WHAT THE TASK REQUIRES >>
Among the entries below, please show each line that carries the word "false".

★ ★ ★ ★ ★ ★ ★

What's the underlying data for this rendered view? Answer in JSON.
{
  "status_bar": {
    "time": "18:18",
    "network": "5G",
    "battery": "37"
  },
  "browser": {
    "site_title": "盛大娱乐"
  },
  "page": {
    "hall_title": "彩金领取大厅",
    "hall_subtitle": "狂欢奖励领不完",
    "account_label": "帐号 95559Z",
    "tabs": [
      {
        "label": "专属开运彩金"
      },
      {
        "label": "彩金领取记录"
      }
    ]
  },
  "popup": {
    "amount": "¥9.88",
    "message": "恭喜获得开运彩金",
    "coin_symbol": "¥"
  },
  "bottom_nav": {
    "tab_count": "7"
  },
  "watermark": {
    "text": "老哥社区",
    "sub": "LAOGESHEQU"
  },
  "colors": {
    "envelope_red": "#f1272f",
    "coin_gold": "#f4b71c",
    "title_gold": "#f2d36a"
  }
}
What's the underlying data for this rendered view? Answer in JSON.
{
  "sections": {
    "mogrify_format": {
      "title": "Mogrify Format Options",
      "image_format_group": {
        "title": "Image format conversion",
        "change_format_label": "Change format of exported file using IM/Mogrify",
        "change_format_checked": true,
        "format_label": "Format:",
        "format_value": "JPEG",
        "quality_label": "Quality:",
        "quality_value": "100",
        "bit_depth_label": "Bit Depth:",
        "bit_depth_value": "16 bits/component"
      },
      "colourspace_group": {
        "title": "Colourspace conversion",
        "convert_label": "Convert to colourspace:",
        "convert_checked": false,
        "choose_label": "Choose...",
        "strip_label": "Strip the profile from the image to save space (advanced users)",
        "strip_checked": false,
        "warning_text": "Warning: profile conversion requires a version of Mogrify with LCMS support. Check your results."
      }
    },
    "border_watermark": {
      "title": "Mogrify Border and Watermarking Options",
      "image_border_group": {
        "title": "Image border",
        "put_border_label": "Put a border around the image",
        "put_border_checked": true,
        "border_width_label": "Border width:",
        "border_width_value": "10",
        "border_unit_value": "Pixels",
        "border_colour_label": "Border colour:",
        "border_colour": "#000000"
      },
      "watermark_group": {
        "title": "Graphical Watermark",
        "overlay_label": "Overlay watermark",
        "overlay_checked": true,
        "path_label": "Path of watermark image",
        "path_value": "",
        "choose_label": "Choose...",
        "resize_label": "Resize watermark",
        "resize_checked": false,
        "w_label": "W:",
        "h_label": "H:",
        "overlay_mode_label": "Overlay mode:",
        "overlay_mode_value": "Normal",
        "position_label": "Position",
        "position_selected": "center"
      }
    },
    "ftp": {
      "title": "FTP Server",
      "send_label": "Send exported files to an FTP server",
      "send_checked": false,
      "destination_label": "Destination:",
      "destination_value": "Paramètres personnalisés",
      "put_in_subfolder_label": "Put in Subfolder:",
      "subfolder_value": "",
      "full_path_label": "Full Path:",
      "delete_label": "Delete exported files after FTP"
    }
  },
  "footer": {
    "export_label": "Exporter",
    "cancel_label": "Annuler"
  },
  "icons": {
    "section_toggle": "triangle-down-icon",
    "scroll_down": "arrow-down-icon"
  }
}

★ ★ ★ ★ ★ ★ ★

SOLUTION FOR THIS PROBLEM >>
        "convert_checked": false,
        "strip_checked": false,
        "resize_checked": false,
      "send_checked": false,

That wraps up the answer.